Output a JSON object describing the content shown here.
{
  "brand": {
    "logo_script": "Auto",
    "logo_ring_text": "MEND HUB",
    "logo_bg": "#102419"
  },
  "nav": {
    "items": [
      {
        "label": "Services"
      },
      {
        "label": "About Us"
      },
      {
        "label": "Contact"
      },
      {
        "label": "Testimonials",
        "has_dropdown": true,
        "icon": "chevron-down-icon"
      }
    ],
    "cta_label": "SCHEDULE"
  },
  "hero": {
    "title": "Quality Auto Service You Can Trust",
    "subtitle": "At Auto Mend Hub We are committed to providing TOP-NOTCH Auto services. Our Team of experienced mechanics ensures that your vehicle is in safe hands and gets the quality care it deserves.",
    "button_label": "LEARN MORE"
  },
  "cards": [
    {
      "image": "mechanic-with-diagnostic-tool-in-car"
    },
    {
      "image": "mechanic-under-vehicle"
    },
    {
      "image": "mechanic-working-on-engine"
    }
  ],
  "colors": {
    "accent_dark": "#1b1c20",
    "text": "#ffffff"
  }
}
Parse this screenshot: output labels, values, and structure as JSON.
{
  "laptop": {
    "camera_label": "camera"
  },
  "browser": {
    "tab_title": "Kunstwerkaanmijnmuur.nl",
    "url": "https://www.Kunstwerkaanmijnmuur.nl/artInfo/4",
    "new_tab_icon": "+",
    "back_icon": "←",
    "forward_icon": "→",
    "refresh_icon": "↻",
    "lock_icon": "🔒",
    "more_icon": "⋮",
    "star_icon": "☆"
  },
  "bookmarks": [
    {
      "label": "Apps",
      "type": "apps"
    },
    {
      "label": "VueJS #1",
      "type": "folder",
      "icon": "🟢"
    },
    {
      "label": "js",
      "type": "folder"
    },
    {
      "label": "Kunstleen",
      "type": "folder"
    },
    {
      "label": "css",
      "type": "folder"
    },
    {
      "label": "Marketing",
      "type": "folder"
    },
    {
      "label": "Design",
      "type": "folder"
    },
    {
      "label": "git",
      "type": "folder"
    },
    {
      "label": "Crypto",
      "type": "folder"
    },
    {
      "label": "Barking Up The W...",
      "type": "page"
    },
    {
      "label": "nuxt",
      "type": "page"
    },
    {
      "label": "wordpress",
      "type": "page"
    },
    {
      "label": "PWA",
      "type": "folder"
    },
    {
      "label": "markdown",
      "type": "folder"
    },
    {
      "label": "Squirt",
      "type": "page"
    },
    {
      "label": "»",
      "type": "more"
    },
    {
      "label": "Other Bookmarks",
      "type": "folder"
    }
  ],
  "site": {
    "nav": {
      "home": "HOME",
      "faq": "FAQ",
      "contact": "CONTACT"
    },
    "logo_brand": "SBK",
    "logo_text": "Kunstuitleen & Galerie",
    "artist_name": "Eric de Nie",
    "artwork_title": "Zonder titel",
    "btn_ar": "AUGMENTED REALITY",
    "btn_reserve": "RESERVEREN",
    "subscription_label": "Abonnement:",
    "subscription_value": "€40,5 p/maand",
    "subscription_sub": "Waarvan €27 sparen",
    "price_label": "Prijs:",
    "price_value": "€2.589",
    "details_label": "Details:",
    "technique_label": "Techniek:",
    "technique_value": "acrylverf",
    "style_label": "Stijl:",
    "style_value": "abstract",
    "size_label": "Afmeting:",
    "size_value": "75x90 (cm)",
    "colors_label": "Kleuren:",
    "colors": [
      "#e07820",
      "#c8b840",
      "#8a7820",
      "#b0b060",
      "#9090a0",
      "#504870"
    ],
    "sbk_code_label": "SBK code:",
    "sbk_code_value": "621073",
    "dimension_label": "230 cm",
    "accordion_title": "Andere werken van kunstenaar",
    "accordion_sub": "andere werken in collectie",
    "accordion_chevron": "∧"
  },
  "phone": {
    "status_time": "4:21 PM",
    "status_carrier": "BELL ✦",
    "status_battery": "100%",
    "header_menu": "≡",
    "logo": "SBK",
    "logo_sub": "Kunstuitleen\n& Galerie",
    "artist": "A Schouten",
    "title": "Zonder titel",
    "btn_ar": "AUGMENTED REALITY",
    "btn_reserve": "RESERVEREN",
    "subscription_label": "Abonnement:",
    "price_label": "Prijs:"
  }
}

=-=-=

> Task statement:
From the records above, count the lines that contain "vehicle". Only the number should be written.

> Solution to the exercise:
2